[EXERCISE DETAILS]
Leave every picture out, and retype all the remaining records exactly.

───── EXERCISE INPUT ─────

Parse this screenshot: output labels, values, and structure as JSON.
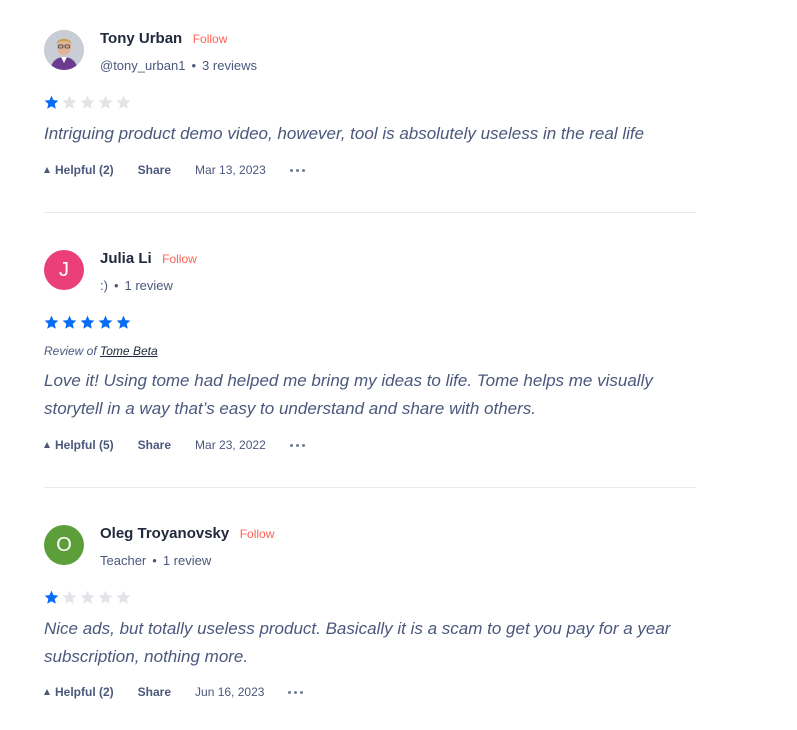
{
  "colors": {
    "star_filled": "#0a6cf5",
    "star_empty": "#e3e3e8",
    "follow": "#ff6154",
    "avatar_julia": "#ea3f78",
    "avatar_oleg": "#5c9f3a"
  },
  "reviews": [
    {
      "name": "Tony Urban",
      "follow_label": "Follow",
      "handle": "@tony_urban1",
      "count_label": "3 reviews",
      "avatar_type": "photo",
      "rating": 1,
      "max_rating": 5,
      "text": "Intriguing product demo video, however, tool is absolutely useless in the real life",
      "helpful_label": "Helpful (2)",
      "share_label": "Share",
      "date": "Mar 13, 2023"
    },
    {
      "name": "Julia Li",
      "follow_label": "Follow",
      "handle": ":)",
      "count_label": "1 review",
      "avatar_type": "initial",
      "avatar_letter": "J",
      "rating": 5,
      "max_rating": 5,
      "review_of_prefix": "Review of",
      "review_of_product": "Tome Beta",
      "text": "Love it! Using tome had helped me bring my ideas to life. Tome helps me visually storytell in a way that’s easy to understand and share with others.",
      "helpful_label": "Helpful (5)",
      "share_label": "Share",
      "date": "Mar 23, 2022"
    },
    {
      "name": "Oleg Troyanovsky",
      "follow_label": "Follow",
      "handle": "Teacher",
      "count_label": "1 review",
      "avatar_type": "initial",
      "avatar_letter": "O",
      "rating": 1,
      "max_rating": 5,
      "text": "Nice ads, but totally useless product. Basically it is a scam to get you pay for a year subscription, nothing more.",
      "helpful_label": "Helpful (2)",
      "share_label": "Share",
      "date": "Jun 16, 2023"
    }
  ],
  "icons": {
    "star": "star-icon",
    "upvote": "upvote-triangle-icon",
    "more": "more-dots-icon"
  }
}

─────

[REPLY TO THE EXERCISE]
Parse this screenshot: output labels, values, and structure as JSON.
{
  "colors": {
    "star_filled": "#0a6cf5",
    "star_empty": "#e3e3e8",
    "follow": "#ff6154",
    "avatar_julia": "#ea3f78",
    "avatar_oleg": "#5c9f3a"
  },
  "reviews": [
    {
      "name": "Tony Urban",
      "follow_label": "Follow",
      "handle": "@tony_urban1",
      "count_label": "3 reviews",
      "avatar_type": "photo",
      "rating": 1,
      "max_rating": 5,
      "text": "Intriguing product demo video, however, tool is absolutely useless in the real life",
      "helpful_label": "Helpful (2)",
      "share_label": "Share",
      "date": "Mar 13, 2023"
    },
    {
      "name": "Julia Li",
      "follow_label": "Follow",
      "handle": ":)",
      "count_label": "1 review",
      "avatar_type": "initial",
      "avatar_letter": "J",
      "rating": 5,
      "max_rating": 5,
      "review_of_prefix": "Review of",
      "review_of_product": "Tome Beta",
      "text": "Love it! Using tome had helped me bring my ideas to life. Tome helps me visually storytell in a way that’s easy to understand and share with others.",
      "helpful_label": "Helpful (5)",
      "share_label": "Share",
      "date": "Mar 23, 2022"
    },
    {
      "name": "Oleg Troyanovsky",
      "follow_label": "Follow",
      "handle": "Teacher",
      "count_label": "1 review",
      "avatar_type": "initial",
      "avatar_letter": "O",
      "rating": 1,
      "max_rating": 5,
      "text": "Nice ads, but totally useless product. Basically it is a scam to get you pay for a year subscription, nothing more.",
      "helpful_label": "Helpful (2)",
      "share_label": "Share",
      "date": "Jun 16, 2023"
    }
  ],
  "icons": {
    "star": "star-icon",
    "upvote": "upvote-triangle-icon",
    "more": "more-dots-icon"
  }
}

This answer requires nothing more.